Rice, (Flour, Meal
Beer in Bottles.
Cigars, Cheroots, etc. $2.50 per lb. & 25% Wines, sparkling..... $6.00 per doz. qts. $3.00 pts. $1.50
Wines in casks..
NOTE-Under the Act approved March 8, 1902, the duties on articles and merchandise from the Philippine Islands are 75% of the Dingley Tariff, and under the convention entered into with Cuba, proclaimed by the President December 17, 1903, a reduction of 20% from the Dingley duties is allowable on articles and merchandise from Cuba.
In lieu of a detailed statement showing the number of persons licensed by local authorities to sell liquors, Table XIII, drawn from the figures furnished by the Commissioner of Internal Revenue, furnishes a suggestive picture of the distribution of liquor dealers to population in the different States and Territories. The States showing the smallest proportion of dealers to population are, in their order, Mississippi, North Carolina, South Carolina, Arkansas, Alabama, Tennessee and Vermont. All have more than 1,000 population to each dealer, and all, with one exception, are Southern States. At the other extreme are for the greater part the far Western States, and conspicuous as having the smallest population to each dealer are, in their order, Nevada, California, Montana, Washington, Idaho, Arizona, New Mexico, etc.
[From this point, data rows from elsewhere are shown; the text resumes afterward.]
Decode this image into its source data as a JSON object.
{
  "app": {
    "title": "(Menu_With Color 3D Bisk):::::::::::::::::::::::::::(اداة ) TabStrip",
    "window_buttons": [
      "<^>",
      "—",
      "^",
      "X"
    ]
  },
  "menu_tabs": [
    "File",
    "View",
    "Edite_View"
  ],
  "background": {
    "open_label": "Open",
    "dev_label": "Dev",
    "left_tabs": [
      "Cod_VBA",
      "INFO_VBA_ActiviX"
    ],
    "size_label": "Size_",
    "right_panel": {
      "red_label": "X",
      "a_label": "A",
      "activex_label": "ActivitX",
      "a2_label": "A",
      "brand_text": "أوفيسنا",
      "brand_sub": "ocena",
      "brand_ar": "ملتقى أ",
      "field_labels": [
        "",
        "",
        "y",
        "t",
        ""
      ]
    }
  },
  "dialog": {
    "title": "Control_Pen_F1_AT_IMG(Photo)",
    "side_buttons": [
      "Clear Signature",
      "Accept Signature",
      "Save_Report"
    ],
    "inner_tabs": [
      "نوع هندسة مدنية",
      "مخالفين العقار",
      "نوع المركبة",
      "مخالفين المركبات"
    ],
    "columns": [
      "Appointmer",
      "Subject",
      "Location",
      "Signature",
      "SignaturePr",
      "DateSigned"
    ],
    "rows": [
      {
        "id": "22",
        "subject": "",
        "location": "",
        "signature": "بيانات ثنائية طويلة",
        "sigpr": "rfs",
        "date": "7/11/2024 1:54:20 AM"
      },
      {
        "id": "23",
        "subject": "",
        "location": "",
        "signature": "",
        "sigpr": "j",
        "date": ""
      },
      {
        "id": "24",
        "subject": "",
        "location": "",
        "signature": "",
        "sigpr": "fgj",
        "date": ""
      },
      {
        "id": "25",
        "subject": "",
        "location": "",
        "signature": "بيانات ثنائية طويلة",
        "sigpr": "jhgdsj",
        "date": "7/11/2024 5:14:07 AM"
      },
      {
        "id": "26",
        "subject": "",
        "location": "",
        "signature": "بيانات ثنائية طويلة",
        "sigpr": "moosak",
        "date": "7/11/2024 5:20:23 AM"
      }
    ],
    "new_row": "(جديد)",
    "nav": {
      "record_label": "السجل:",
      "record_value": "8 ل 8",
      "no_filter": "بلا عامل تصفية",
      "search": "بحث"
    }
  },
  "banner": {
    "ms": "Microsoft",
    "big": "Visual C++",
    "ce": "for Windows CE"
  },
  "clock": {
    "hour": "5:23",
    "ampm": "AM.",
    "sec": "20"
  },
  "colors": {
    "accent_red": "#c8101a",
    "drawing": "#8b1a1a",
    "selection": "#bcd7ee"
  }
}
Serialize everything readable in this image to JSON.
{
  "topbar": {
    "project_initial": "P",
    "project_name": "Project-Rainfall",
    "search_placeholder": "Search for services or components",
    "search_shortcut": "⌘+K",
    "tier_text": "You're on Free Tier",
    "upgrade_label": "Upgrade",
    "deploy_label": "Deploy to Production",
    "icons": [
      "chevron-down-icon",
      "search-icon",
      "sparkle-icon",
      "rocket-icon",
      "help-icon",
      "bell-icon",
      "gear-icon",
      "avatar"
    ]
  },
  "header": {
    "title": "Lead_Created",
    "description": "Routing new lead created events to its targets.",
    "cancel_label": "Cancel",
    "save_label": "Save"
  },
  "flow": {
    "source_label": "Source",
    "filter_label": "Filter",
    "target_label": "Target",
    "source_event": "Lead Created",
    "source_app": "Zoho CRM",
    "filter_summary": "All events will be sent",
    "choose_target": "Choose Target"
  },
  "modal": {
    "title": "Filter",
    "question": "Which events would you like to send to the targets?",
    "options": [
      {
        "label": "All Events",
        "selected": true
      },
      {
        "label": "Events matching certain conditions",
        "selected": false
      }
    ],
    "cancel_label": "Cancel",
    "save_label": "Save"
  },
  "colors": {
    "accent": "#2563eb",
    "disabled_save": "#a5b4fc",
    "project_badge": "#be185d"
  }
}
Of course the figures in the table only approximate actual present day conditions, but are none the less significant. If further light were needed to show how State-wide prohibition breaks down, it is at hand in the number of persons who pay a special tax to sell liquor where all sale is forbidden. Thus Kansas has actually a larger number of liquor sellers than Kentucky, which always has been under license and surpasses in this respect several other license States. North Dakota exhibits fewer inhabitants to each liquor seller than the license States of Nebraska, South Dakota, Ohio, New Hampshire, Massachusetts, Texas, etc., to mention only a few of them. Oklahoma apparently pays about the same respect for her constitutional prohibition. Maine, as usual, is also well to the front with violators of the law. This much is certain: If a strong public sentiment supported this sumptuary legislation the conditions as depicted by the official figures would not exist.